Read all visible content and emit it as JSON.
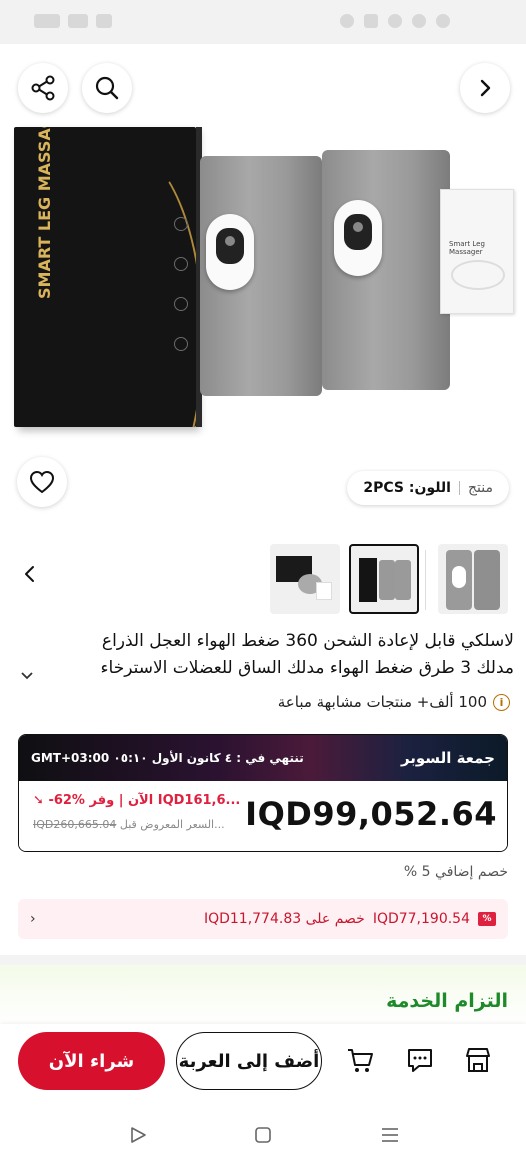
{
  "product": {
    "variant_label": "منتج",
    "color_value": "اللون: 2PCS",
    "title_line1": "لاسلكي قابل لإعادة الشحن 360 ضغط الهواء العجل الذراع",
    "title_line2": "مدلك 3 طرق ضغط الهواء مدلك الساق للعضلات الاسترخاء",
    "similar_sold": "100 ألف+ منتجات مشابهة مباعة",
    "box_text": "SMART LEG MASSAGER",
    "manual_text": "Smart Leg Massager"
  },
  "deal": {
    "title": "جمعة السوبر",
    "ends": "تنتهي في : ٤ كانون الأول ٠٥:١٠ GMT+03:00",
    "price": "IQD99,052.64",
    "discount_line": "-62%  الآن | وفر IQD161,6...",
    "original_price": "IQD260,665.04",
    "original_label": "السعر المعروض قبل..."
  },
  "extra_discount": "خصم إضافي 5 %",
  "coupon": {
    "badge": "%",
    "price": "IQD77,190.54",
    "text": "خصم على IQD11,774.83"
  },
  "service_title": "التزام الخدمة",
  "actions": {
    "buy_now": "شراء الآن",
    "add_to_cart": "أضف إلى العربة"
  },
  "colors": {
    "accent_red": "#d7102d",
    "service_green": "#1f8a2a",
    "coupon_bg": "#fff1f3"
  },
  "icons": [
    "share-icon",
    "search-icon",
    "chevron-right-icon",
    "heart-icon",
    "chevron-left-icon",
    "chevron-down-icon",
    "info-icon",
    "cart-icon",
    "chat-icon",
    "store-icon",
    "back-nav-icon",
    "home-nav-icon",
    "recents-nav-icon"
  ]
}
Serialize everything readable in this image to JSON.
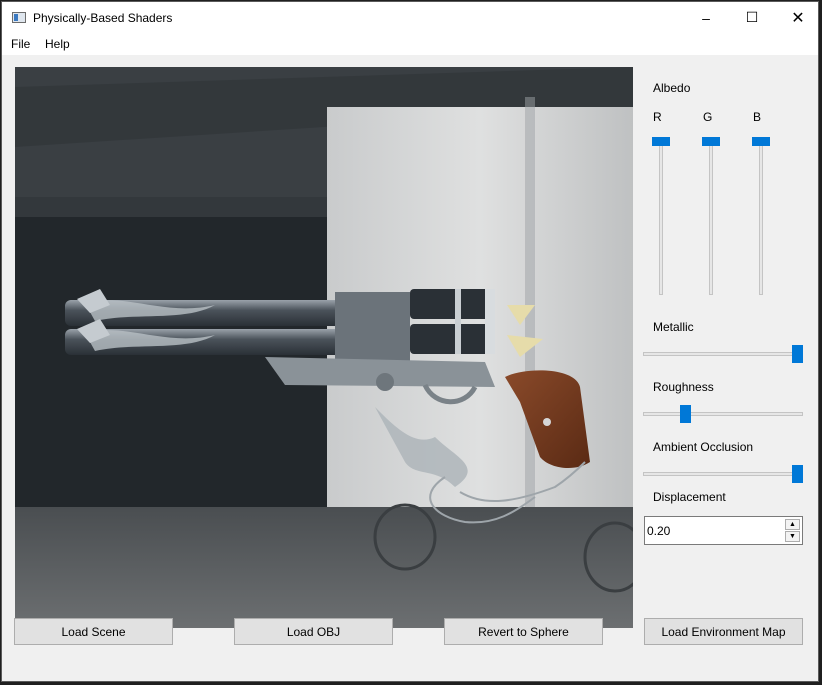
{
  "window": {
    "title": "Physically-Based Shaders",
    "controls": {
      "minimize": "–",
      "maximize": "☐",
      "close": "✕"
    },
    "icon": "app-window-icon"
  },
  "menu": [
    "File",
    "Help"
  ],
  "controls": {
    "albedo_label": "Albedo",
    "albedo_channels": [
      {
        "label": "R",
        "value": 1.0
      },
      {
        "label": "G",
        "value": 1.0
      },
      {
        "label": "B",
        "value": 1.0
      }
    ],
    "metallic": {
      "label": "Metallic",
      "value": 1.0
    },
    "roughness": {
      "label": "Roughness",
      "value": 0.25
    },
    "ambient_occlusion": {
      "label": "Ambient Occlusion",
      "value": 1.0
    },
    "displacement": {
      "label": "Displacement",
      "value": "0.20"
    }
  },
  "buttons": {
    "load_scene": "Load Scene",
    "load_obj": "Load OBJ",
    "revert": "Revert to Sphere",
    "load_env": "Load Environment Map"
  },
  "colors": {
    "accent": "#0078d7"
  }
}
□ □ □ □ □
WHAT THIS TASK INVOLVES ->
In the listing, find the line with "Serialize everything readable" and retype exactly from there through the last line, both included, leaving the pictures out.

REPLY TO THE TASK ->
Serialize everything readable in this image to JSON.
{
  "window": {
    "title": "Physically-Based Shaders",
    "controls": {
      "minimize": "–",
      "maximize": "☐",
      "close": "✕"
    },
    "icon": "app-window-icon"
  },
  "menu": [
    "File",
    "Help"
  ],
  "controls": {
    "albedo_label": "Albedo",
    "albedo_channels": [
      {
        "label": "R",
        "value": 1.0
      },
      {
        "label": "G",
        "value": 1.0
      },
      {
        "label": "B",
        "value": 1.0
      }
    ],
    "metallic": {
      "label": "Metallic",
      "value": 1.0
    },
    "roughness": {
      "label": "Roughness",
      "value": 0.25
    },
    "ambient_occlusion": {
      "label": "Ambient Occlusion",
      "value": 1.0
    },
    "displacement": {
      "label": "Displacement",
      "value": "0.20"
    }
  },
  "buttons": {
    "load_scene": "Load Scene",
    "load_obj": "Load OBJ",
    "revert": "Revert to Sphere",
    "load_env": "Load Environment Map"
  },
  "colors": {
    "accent": "#0078d7"
  }
}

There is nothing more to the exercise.